### Recorded data
#####
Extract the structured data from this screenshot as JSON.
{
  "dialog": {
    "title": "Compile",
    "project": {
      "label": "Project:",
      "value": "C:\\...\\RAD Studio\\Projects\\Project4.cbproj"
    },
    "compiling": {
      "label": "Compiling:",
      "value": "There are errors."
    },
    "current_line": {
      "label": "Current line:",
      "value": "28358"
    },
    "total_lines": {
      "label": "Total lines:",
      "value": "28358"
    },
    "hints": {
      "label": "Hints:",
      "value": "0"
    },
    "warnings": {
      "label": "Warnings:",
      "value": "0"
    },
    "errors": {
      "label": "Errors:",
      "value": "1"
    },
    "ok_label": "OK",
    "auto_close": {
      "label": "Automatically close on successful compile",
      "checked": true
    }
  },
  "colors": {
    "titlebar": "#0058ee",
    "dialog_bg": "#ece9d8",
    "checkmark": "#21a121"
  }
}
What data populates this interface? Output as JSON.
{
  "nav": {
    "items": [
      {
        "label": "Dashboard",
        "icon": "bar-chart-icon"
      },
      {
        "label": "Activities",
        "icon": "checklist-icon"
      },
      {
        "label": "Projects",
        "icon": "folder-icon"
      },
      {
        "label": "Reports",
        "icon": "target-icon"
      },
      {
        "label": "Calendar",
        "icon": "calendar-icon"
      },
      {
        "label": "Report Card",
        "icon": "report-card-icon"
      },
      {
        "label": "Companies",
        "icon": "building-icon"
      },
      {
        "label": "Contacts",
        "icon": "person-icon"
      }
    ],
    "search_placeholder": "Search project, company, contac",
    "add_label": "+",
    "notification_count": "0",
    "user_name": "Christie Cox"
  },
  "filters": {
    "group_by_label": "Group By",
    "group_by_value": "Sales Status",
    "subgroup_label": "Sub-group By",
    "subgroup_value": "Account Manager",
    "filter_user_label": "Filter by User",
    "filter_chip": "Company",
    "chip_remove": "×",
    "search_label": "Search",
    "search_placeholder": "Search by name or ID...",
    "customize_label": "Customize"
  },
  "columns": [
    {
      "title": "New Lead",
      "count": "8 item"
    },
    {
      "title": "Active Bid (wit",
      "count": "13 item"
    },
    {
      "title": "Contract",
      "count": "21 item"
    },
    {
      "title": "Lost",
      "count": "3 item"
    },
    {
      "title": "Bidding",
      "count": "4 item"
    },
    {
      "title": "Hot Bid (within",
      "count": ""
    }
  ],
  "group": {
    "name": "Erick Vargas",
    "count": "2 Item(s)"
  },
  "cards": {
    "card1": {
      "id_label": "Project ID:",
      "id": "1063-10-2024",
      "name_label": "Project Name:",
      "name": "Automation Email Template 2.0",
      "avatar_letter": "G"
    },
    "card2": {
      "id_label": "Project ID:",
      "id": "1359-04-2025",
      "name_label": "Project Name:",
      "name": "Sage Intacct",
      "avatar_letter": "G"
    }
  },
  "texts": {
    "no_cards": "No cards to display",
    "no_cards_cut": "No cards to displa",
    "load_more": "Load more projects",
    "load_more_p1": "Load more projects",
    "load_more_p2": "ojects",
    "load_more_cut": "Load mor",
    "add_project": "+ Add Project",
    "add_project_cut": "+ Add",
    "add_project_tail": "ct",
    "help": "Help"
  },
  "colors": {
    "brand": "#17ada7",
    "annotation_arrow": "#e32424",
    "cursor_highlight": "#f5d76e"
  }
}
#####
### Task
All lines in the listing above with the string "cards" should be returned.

### Exercise result
  "cards": {
    "no_cards": "No cards to display",
    "no_cards_cut": "No cards to displa",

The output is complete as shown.